___ Provided records ___
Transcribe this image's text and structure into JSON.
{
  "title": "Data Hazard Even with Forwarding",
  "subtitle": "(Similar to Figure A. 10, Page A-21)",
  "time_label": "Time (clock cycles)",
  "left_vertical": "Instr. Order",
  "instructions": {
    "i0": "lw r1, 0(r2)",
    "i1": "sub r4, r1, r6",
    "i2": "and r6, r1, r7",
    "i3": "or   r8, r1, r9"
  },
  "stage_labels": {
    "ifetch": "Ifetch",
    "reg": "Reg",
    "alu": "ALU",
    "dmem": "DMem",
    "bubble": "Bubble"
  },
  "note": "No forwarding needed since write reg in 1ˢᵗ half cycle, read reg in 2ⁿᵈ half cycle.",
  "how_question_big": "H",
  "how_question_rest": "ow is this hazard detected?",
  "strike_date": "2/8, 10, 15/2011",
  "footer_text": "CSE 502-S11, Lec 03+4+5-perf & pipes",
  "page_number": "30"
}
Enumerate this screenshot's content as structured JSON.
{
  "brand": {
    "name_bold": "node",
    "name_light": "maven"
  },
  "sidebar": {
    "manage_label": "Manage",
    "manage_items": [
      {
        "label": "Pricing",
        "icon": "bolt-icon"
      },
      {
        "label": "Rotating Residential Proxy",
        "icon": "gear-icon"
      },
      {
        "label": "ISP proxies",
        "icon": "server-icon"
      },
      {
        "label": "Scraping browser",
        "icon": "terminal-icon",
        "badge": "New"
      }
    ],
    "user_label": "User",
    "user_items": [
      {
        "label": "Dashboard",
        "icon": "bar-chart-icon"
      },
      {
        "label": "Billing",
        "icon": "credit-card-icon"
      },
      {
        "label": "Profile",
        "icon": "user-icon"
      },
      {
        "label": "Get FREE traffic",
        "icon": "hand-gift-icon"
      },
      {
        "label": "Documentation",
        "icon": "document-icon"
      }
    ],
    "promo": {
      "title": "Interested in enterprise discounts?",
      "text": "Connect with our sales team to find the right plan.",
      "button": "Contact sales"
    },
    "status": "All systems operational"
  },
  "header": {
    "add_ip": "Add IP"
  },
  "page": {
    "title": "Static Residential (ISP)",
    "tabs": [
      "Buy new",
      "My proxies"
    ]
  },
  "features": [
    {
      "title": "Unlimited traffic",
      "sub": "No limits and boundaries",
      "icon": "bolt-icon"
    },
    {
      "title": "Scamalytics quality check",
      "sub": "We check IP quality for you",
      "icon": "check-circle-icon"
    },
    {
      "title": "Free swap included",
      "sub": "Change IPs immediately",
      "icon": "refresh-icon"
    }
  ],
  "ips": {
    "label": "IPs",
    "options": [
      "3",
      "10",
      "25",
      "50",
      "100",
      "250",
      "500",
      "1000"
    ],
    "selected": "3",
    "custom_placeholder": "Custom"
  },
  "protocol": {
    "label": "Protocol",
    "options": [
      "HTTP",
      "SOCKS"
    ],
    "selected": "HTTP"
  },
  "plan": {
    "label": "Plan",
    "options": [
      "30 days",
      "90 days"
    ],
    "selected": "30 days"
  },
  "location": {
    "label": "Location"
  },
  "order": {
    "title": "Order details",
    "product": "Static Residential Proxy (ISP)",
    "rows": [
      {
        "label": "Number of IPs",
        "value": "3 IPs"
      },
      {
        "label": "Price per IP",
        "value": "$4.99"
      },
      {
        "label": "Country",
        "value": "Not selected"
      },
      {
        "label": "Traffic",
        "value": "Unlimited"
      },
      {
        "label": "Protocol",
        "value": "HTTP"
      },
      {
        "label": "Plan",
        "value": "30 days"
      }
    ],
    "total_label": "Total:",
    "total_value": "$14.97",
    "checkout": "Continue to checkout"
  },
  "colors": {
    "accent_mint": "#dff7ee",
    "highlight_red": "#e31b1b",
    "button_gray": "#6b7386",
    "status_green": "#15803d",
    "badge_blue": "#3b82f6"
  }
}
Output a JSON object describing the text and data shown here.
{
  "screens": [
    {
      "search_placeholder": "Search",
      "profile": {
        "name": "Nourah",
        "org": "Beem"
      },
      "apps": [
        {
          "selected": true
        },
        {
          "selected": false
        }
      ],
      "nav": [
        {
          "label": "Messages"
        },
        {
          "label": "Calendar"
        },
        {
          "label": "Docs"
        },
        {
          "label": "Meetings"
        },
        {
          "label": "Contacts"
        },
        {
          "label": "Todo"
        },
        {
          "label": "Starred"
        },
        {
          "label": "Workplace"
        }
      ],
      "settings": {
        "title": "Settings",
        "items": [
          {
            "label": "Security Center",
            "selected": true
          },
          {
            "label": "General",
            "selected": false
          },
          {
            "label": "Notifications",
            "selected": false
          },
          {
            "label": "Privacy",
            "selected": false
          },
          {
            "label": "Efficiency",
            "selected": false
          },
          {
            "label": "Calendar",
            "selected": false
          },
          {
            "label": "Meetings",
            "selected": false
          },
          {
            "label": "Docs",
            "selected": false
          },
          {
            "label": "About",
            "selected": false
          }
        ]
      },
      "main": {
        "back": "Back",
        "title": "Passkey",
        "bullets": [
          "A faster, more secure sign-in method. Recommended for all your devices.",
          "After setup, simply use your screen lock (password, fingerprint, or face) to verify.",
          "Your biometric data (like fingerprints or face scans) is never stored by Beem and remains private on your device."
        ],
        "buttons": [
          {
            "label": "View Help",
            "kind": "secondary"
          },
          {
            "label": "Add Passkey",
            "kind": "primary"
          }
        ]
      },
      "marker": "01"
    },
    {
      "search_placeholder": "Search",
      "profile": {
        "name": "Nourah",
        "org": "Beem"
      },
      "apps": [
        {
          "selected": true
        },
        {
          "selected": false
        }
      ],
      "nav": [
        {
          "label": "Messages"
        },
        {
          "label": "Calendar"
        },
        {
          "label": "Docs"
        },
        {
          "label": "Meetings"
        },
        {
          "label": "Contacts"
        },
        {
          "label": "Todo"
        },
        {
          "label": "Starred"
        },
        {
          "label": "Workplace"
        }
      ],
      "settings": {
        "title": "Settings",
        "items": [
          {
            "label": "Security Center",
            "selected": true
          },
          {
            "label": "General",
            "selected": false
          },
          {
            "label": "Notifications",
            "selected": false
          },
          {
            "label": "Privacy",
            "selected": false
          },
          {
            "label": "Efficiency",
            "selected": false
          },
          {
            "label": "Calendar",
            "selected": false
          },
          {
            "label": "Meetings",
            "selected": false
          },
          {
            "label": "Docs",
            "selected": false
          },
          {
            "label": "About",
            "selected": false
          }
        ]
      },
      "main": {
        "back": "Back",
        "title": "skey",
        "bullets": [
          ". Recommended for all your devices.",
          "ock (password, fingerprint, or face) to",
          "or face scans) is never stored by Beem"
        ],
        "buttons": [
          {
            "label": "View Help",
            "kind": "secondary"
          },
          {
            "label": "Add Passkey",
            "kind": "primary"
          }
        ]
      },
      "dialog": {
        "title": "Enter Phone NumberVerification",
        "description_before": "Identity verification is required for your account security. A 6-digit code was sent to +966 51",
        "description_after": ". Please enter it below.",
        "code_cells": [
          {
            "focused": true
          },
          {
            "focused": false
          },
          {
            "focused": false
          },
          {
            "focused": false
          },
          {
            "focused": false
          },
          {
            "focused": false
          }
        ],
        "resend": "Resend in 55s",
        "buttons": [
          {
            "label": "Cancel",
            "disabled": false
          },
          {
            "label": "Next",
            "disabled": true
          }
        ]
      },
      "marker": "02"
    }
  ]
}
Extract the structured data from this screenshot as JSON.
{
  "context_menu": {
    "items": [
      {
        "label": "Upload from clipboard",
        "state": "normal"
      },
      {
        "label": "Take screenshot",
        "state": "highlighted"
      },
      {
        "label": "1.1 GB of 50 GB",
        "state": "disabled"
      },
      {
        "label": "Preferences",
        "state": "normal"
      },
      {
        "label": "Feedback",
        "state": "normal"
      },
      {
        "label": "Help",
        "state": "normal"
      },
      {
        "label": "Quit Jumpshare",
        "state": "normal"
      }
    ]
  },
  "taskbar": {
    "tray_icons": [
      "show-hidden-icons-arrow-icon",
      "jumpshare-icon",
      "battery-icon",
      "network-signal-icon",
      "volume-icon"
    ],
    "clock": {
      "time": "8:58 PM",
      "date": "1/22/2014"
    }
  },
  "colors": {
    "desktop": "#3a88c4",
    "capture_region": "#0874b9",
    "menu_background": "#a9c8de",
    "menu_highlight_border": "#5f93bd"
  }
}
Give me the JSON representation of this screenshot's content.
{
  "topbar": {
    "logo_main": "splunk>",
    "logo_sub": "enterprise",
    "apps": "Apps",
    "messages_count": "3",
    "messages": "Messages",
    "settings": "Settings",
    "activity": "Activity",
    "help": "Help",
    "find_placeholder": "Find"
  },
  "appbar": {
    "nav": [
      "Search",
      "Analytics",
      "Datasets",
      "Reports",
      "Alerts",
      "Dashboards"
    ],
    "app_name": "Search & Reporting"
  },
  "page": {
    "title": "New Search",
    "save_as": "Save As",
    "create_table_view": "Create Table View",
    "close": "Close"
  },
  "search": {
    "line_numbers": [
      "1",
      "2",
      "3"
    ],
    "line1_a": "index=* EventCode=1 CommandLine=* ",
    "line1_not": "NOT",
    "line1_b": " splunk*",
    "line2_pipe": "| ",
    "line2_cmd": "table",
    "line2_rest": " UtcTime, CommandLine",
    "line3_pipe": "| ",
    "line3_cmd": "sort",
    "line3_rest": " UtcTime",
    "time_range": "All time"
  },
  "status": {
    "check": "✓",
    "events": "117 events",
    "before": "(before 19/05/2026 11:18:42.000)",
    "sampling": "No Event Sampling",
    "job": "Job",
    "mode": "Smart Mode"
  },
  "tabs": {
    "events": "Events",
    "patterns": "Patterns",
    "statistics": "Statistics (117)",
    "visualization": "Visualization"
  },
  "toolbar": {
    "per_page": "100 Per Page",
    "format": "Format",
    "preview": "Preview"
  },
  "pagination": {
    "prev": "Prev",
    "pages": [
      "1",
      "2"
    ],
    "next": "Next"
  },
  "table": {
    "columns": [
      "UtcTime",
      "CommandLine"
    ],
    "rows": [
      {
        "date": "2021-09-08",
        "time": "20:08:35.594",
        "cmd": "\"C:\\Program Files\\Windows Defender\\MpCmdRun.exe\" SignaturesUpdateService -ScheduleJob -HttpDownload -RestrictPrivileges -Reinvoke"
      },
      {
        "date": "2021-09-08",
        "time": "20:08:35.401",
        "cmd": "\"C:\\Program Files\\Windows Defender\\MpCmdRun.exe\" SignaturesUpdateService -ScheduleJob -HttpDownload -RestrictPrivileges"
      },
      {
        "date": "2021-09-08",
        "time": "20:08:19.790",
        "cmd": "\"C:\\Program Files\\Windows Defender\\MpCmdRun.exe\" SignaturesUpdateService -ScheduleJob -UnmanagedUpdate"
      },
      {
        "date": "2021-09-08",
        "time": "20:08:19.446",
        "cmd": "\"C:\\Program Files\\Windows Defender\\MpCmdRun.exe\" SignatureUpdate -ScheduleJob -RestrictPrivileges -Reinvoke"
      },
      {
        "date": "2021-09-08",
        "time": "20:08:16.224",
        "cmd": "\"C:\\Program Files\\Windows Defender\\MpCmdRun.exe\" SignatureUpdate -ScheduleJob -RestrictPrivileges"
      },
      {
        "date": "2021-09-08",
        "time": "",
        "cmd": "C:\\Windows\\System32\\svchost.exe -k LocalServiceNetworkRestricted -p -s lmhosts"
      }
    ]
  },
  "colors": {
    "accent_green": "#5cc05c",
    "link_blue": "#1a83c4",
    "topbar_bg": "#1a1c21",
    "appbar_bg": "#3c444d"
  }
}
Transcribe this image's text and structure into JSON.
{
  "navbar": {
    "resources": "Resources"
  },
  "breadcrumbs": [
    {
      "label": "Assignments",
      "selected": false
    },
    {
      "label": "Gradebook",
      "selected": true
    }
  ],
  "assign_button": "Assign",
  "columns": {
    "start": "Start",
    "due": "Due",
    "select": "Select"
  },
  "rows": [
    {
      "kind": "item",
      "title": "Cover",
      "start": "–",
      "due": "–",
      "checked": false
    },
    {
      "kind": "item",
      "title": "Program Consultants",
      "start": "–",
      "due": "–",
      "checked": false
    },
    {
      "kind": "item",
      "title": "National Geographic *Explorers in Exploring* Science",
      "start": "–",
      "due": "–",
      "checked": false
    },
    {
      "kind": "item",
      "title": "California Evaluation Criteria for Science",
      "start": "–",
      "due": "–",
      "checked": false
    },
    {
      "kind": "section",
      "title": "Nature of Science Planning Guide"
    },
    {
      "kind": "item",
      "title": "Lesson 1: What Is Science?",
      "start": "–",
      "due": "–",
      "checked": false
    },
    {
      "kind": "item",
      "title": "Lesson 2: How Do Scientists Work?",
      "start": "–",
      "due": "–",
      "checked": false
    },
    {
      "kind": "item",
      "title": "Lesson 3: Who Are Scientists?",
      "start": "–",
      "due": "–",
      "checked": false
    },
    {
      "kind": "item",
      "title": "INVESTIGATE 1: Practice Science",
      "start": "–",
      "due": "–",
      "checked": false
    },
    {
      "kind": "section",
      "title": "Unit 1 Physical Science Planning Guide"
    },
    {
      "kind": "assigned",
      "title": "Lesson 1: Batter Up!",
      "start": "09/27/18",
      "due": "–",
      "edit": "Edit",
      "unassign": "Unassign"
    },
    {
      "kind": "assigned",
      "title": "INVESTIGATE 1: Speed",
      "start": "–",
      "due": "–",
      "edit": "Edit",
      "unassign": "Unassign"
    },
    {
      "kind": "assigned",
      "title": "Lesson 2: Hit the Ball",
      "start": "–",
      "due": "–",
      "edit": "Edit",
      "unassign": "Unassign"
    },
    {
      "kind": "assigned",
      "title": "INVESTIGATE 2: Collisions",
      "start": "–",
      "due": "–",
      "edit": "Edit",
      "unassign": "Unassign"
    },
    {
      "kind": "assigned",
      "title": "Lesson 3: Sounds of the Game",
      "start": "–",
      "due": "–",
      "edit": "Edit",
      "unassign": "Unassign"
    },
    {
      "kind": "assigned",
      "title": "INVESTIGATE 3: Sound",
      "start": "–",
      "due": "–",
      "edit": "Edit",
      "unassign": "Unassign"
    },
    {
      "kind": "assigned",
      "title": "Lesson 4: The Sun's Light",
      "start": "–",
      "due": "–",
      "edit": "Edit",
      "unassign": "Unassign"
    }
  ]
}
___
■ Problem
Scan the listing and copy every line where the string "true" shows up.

■ Result of the exercise
          "selected": true
            "selected": true
          "selected": true
            "selected": true
            "focused": true
            "disabled": true
      "selected": true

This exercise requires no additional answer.